ABOUT THIS TASK: When a line below contains the word "name", copy that line.

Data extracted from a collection
══════
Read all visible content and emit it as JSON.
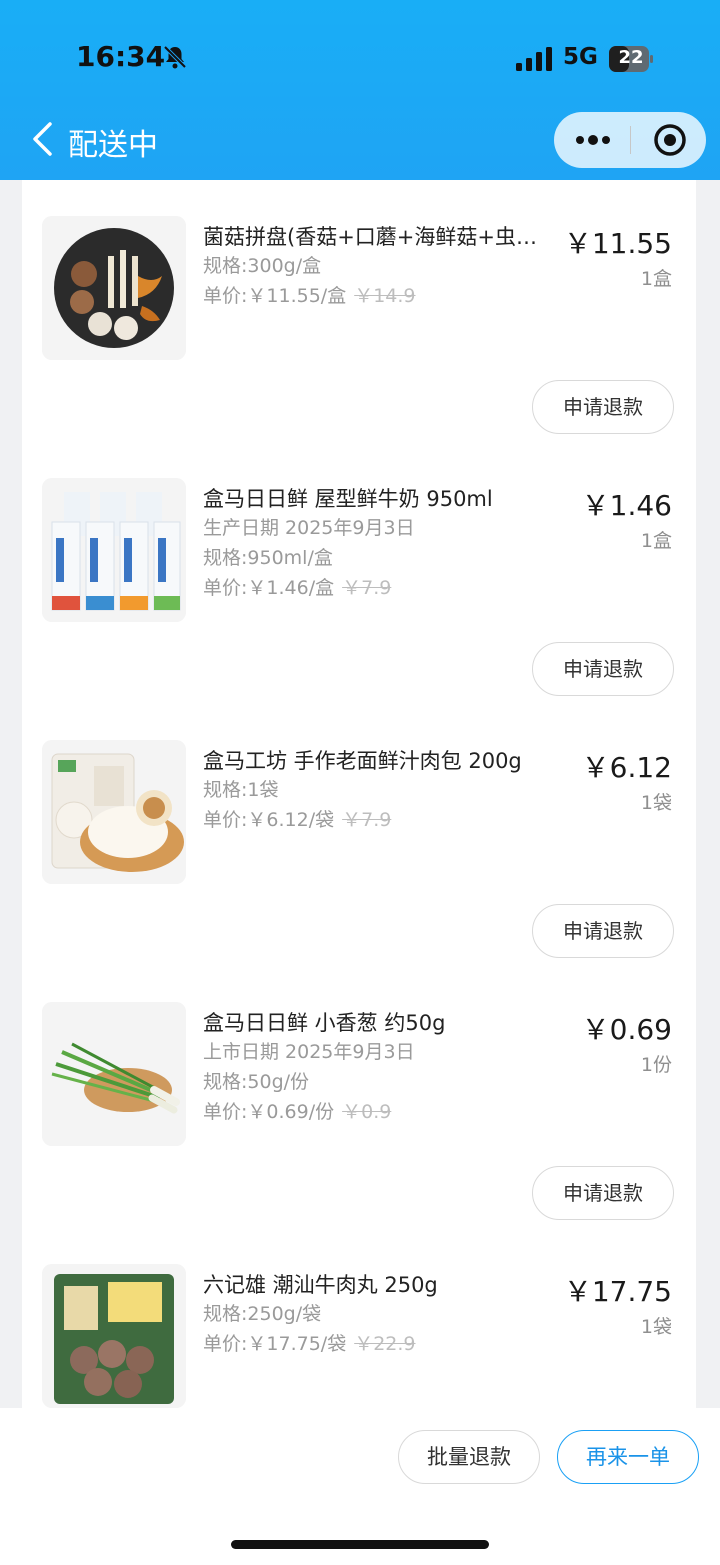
{
  "status": {
    "time": "16:34",
    "network": "5G",
    "battery": "22"
  },
  "nav": {
    "title": "配送中"
  },
  "items": [
    {
      "name": "菌菇拼盘(香菇+口蘑+海鲜菇+虫草花)",
      "lines": [
        "规格:300g/盒"
      ],
      "unit": "单价:￥11.55/盒",
      "orig": "￥14.9",
      "price": "￥11.55",
      "qty": "1盒",
      "refund": "申请退款"
    },
    {
      "name": "盒马日日鲜 屋型鲜牛奶 950ml",
      "lines": [
        "生产日期 2025年9月3日",
        "规格:950ml/盒"
      ],
      "unit": "单价:￥1.46/盒",
      "orig": "￥7.9",
      "price": "￥1.46",
      "qty": "1盒",
      "refund": "申请退款"
    },
    {
      "name": "盒马工坊 手作老面鲜汁肉包 200g",
      "lines": [
        "规格:1袋"
      ],
      "unit": "单价:￥6.12/袋",
      "orig": "￥7.9",
      "price": "￥6.12",
      "qty": "1袋",
      "refund": "申请退款"
    },
    {
      "name": "盒马日日鲜 小香葱 约50g",
      "lines": [
        "上市日期 2025年9月3日",
        "规格:50g/份"
      ],
      "unit": "单价:￥0.69/份",
      "orig": "￥0.9",
      "price": "￥0.69",
      "qty": "1份",
      "refund": "申请退款"
    },
    {
      "name": "六记雄 潮汕牛肉丸 250g",
      "lines": [
        "规格:250g/袋"
      ],
      "unit": "单价:￥17.75/袋",
      "orig": "￥22.9",
      "price": "￥17.75",
      "qty": "1袋"
    }
  ],
  "footer": {
    "batch_refund": "批量退款",
    "reorder": "再来一单"
  },
  "colors": {
    "header": "#1fa4f4",
    "accent": "#1a93e8"
  }
}
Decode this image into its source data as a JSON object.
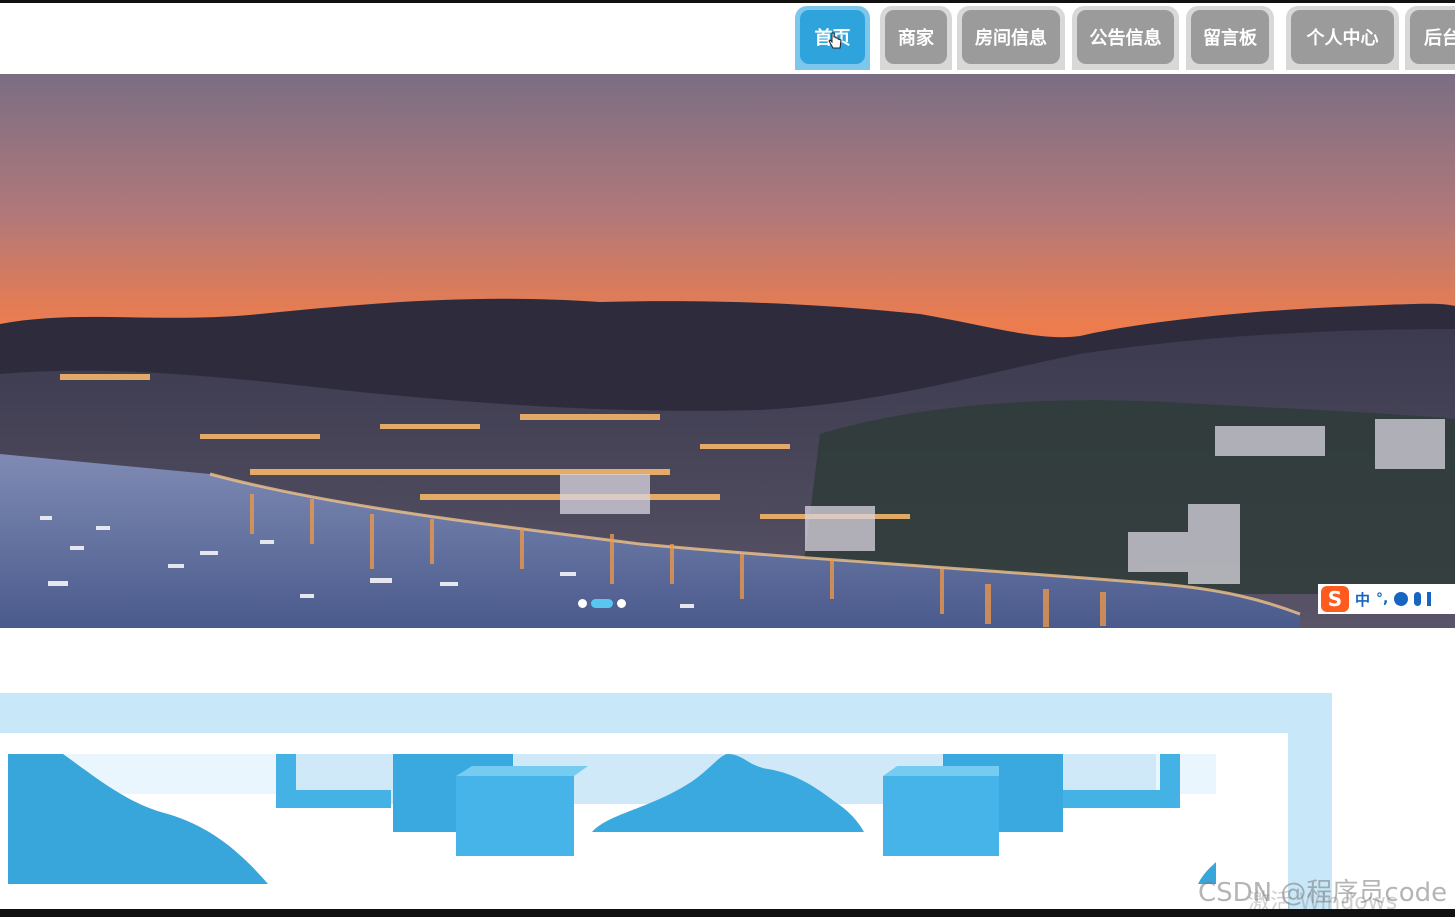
{
  "nav": {
    "items": [
      {
        "label": "首页",
        "active": true
      },
      {
        "label": "商家",
        "active": false
      },
      {
        "label": "房间信息",
        "active": false
      },
      {
        "label": "公告信息",
        "active": false
      },
      {
        "label": "留言板",
        "active": false
      },
      {
        "label": "个人中心",
        "active": false
      },
      {
        "label": "后台",
        "active": false
      }
    ],
    "colors": {
      "active": "#2fa3dc",
      "inactive": "#9b9b9b",
      "text": "#ffffff"
    }
  },
  "carousel": {
    "slide_count": 3,
    "active_slide_index": 1,
    "indicator_color": "#58c6ef"
  },
  "ime_toolbar": {
    "logo": "S",
    "lang": "中",
    "punct": "°,",
    "icons": [
      "emoji-icon",
      "mic-icon",
      "more-icon"
    ]
  },
  "watermark": {
    "text": "CSDN @程序员code",
    "overlay": "激活 Windows"
  }
}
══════
REPLY TO THE EXERCISE:
      "name": "菌菇拼盘(香菇+口蘑+海鲜菇+虫草花)",
      "name": "盒马日日鲜 屋型鲜牛奶 950ml",
      "name": "盒马工坊 手作老面鲜汁肉包 200g",
      "name": "盒马日日鲜 小香葱 约50g",
      "name": "六记雄 潮汕牛肉丸 250g",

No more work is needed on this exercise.